• **What the exercise asks**
Would you set down the data below exactly as shown?

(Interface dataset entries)
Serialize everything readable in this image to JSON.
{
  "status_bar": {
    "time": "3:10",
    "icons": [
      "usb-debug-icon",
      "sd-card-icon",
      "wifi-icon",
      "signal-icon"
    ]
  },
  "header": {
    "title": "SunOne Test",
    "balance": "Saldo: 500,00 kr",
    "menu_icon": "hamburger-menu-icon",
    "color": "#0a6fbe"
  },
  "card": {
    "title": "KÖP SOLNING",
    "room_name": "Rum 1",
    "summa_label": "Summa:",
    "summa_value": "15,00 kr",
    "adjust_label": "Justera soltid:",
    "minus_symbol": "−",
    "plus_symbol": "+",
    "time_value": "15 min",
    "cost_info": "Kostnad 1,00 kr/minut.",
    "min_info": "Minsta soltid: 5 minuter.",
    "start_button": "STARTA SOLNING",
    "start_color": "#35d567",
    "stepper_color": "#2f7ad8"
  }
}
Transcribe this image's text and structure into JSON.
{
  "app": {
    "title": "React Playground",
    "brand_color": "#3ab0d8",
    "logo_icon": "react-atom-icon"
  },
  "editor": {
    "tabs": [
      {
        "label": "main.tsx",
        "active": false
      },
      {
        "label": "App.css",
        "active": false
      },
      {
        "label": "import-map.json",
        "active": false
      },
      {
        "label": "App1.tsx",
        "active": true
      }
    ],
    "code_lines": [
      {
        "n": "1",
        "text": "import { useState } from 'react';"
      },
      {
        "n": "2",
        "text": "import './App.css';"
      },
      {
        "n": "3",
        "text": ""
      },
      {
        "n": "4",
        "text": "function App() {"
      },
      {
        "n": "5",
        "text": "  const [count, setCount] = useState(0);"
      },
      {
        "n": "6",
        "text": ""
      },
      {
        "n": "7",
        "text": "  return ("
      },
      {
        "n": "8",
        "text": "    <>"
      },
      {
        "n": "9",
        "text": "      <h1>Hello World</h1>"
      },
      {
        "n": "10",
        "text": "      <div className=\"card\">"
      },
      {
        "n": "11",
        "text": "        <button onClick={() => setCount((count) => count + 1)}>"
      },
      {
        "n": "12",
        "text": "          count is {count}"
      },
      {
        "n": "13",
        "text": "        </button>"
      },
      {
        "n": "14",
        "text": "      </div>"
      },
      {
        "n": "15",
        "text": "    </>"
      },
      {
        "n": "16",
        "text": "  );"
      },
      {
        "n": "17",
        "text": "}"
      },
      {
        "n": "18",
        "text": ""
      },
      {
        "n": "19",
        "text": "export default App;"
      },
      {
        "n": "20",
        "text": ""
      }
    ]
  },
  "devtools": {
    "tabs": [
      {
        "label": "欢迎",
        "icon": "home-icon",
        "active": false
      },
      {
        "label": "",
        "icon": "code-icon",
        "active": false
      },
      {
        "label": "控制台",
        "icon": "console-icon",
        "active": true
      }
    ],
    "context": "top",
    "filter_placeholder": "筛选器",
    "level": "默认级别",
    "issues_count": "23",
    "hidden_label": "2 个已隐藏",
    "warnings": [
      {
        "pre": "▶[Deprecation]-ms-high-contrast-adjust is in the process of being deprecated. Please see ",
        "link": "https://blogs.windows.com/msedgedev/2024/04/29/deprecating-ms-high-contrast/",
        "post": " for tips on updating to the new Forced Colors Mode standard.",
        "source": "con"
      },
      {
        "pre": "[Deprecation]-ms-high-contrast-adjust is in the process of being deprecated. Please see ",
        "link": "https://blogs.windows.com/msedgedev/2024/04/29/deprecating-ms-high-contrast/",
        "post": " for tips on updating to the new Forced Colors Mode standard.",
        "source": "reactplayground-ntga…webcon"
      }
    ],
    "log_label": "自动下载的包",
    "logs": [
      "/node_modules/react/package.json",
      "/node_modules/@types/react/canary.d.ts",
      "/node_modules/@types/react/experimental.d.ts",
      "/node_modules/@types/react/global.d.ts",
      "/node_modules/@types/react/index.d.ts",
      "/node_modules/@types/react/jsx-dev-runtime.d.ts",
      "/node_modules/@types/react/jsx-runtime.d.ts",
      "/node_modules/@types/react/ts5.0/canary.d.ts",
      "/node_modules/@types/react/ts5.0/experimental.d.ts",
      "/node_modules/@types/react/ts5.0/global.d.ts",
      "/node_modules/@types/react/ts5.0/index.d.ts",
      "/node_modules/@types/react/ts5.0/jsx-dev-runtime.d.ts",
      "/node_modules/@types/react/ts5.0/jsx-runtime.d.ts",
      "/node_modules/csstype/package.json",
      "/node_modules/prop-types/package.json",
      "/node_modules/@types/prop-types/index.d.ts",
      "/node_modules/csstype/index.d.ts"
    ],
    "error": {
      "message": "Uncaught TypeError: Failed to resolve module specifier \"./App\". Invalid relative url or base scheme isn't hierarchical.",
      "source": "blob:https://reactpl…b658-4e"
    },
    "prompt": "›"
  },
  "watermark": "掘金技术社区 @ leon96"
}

• **Your response**
Serialize everything readable in this image to JSON.
{
  "status_bar": {
    "time": "3:10",
    "icons": [
      "usb-debug-icon",
      "sd-card-icon",
      "wifi-icon",
      "signal-icon"
    ]
  },
  "header": {
    "title": "SunOne Test",
    "balance": "Saldo: 500,00 kr",
    "menu_icon": "hamburger-menu-icon",
    "color": "#0a6fbe"
  },
  "card": {
    "title": "KÖP SOLNING",
    "room_name": "Rum 1",
    "summa_label": "Summa:",
    "summa_value": "15,00 kr",
    "adjust_label": "Justera soltid:",
    "minus_symbol": "−",
    "plus_symbol": "+",
    "time_value": "15 min",
    "cost_info": "Kostnad 1,00 kr/minut.",
    "min_info": "Minsta soltid: 5 minuter.",
    "start_button": "STARTA SOLNING",
    "start_color": "#35d567",
    "stepper_color": "#2f7ad8"
  }
}
Transcribe this image's text and structure into JSON.
{
  "app": {
    "title": "React Playground",
    "brand_color": "#3ab0d8",
    "logo_icon": "react-atom-icon"
  },
  "editor": {
    "tabs": [
      {
        "label": "main.tsx",
        "active": false
      },
      {
        "label": "App.css",
        "active": false
      },
      {
        "label": "import-map.json",
        "active": false
      },
      {
        "label": "App1.tsx",
        "active": true
      }
    ],
    "code_lines": [
      {
        "n": "1",
        "text": "import { useState } from 'react';"
      },
      {
        "n": "2",
        "text": "import './App.css';"
      },
      {
        "n": "3",
        "text": ""
      },
      {
        "n": "4",
        "text": "function App() {"
      },
      {
        "n": "5",
        "text": "  const [count, setCount] = useState(0);"
      },
      {
        "n": "6",
        "text": ""
      },
      {
        "n": "7",
        "text": "  return ("
      },
      {
        "n": "8",
        "text": "    <>"
      },
      {
        "n": "9",
        "text": "      <h1>Hello World</h1>"
      },
      {
        "n": "10",
        "text": "      <div className=\"card\">"
      },
      {
        "n": "11",
        "text": "        <button onClick={() => setCount((count) => count + 1)}>"
      },
      {
        "n": "12",
        "text": "          count is {count}"
      },
      {
        "n": "13",
        "text": "        </button>"
      },
      {
        "n": "14",
        "text": "      </div>"
      },
      {
        "n": "15",
        "text": "    </>"
      },
      {
        "n": "16",
        "text": "  );"
      },
      {
        "n": "17",
        "text": "}"
      },
      {
        "n": "18",
        "text": ""
      },
      {
        "n": "19",
        "text": "export default App;"
      },
      {
        "n": "20",
        "text": ""
      }
    ]
  },
  "devtools": {
    "tabs": [
      {
        "label": "欢迎",
        "icon": "home-icon",
        "active": false
      },
      {
        "label": "",
        "icon": "code-icon",
        "active": false
      },
      {
        "label": "控制台",
        "icon": "console-icon",
        "active": true
      }
    ],
    "context": "top",
    "filter_placeholder": "筛选器",
    "level": "默认级别",
    "issues_count": "23",
    "hidden_label": "2 个已隐藏",
    "warnings": [
      {
        "pre": "▶[Deprecation]-ms-high-contrast-adjust is in the process of being deprecated. Please see ",
        "link": "https://blogs.windows.com/msedgedev/2024/04/29/deprecating-ms-high-contrast/",
        "post": " for tips on updating to the new Forced Colors Mode standard.",
        "source": "con"
      },
      {
        "pre": "[Deprecation]-ms-high-contrast-adjust is in the process of being deprecated. Please see ",
        "link": "https://blogs.windows.com/msedgedev/2024/04/29/deprecating-ms-high-contrast/",
        "post": " for tips on updating to the new Forced Colors Mode standard.",
        "source": "reactplayground-ntga…webcon"
      }
    ],
    "log_label": "自动下载的包",
    "logs": [
      "/node_modules/react/package.json",
      "/node_modules/@types/react/canary.d.ts",
      "/node_modules/@types/react/experimental.d.ts",
      "/node_modules/@types/react/global.d.ts",
      "/node_modules/@types/react/index.d.ts",
      "/node_modules/@types/react/jsx-dev-runtime.d.ts",
      "/node_modules/@types/react/jsx-runtime.d.ts",
      "/node_modules/@types/react/ts5.0/canary.d.ts",
      "/node_modules/@types/react/ts5.0/experimental.d.ts",
      "/node_modules/@types/react/ts5.0/global.d.ts",
      "/node_modules/@types/react/ts5.0/index.d.ts",
      "/node_modules/@types/react/ts5.0/jsx-dev-runtime.d.ts",
      "/node_modules/@types/react/ts5.0/jsx-runtime.d.ts",
      "/node_modules/csstype/package.json",
      "/node_modules/prop-types/package.json",
      "/node_modules/@types/prop-types/index.d.ts",
      "/node_modules/csstype/index.d.ts"
    ],
    "error": {
      "message": "Uncaught TypeError: Failed to resolve module specifier \"./App\". Invalid relative url or base scheme isn't hierarchical.",
      "source": "blob:https://reactpl…b658-4e"
    },
    "prompt": "›"
  },
  "watermark": "掘金技术社区 @ leon96"
}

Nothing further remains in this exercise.